- **The data**:
....

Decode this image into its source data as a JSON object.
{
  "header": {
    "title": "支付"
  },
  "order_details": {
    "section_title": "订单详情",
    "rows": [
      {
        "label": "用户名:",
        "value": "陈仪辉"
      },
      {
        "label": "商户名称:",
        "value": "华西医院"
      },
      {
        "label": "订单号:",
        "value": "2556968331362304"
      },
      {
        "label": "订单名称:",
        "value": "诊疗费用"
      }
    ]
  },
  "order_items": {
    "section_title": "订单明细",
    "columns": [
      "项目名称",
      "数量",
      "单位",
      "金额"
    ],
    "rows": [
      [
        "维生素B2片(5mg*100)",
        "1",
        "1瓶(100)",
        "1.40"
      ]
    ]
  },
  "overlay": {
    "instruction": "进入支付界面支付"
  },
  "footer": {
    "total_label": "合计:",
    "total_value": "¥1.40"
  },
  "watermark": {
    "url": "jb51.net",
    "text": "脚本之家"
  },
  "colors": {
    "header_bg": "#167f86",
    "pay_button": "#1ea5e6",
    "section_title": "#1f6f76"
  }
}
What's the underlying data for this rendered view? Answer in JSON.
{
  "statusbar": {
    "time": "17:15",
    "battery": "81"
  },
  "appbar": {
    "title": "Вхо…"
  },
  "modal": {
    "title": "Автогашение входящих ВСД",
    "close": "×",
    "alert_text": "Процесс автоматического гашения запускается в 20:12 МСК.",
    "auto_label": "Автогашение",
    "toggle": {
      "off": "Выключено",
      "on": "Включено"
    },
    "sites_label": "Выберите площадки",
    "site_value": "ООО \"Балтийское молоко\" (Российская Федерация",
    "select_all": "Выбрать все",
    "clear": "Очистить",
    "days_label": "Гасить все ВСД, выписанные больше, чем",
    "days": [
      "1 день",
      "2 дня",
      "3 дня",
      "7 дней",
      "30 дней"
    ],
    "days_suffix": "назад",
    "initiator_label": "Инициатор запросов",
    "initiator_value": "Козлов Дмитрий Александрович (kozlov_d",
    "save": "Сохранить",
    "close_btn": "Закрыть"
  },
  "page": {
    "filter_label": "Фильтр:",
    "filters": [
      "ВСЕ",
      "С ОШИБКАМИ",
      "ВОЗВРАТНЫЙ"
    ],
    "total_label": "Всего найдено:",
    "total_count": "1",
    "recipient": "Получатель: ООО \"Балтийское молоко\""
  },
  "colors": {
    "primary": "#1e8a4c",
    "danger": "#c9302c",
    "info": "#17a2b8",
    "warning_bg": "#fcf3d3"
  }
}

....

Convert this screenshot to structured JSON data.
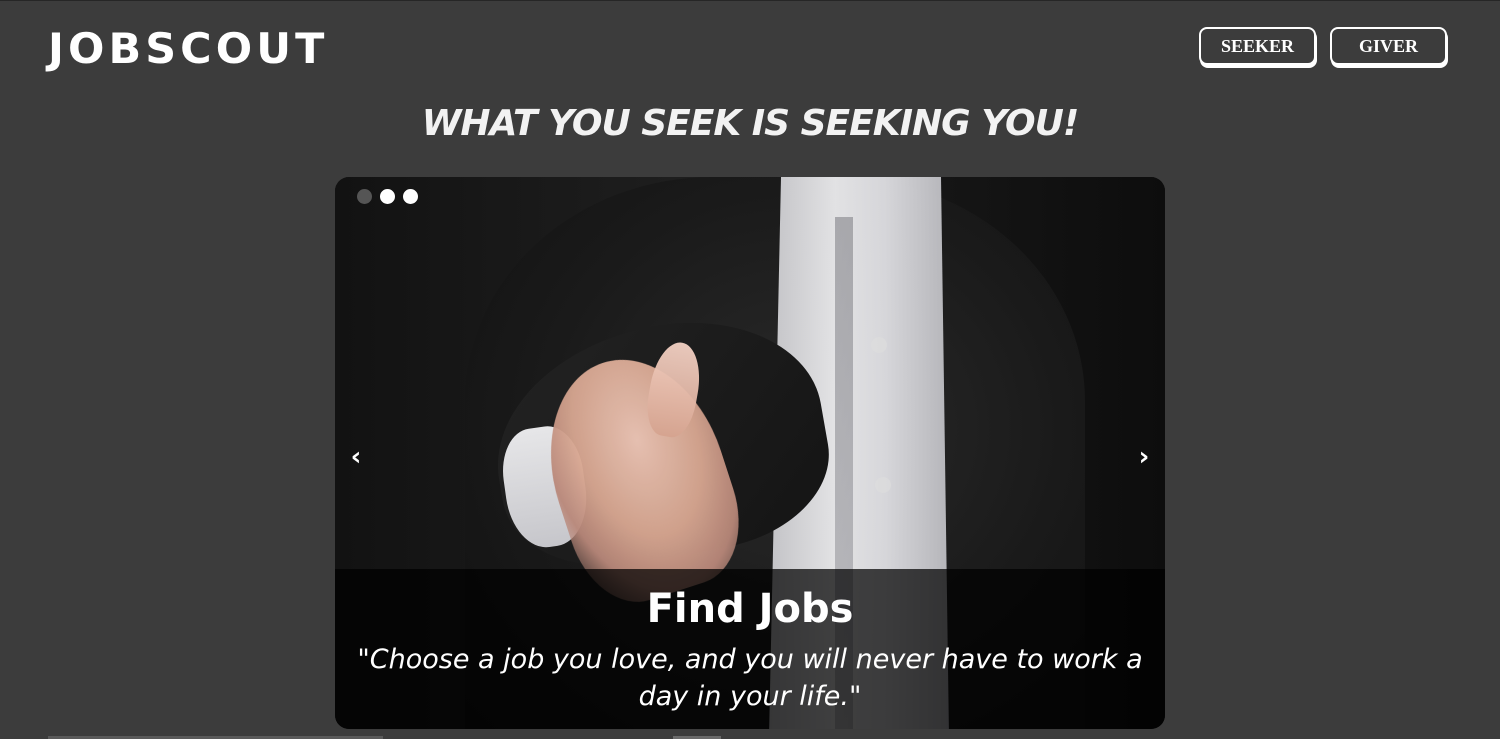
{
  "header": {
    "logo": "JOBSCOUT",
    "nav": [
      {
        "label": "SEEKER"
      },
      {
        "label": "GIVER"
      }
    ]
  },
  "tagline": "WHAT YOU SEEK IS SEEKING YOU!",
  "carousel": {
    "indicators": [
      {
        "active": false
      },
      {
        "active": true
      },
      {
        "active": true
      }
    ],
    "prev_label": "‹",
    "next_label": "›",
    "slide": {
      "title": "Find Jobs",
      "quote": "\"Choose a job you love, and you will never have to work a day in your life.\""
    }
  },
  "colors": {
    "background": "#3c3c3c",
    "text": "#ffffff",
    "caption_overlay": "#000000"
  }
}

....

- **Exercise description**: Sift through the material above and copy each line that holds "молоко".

- **Result**:
    "site_value": "ООО \"Балтийское молоко\" (Российская Федерация",
    "recipient": "Получатель: ООО \"Балтийское молоко\""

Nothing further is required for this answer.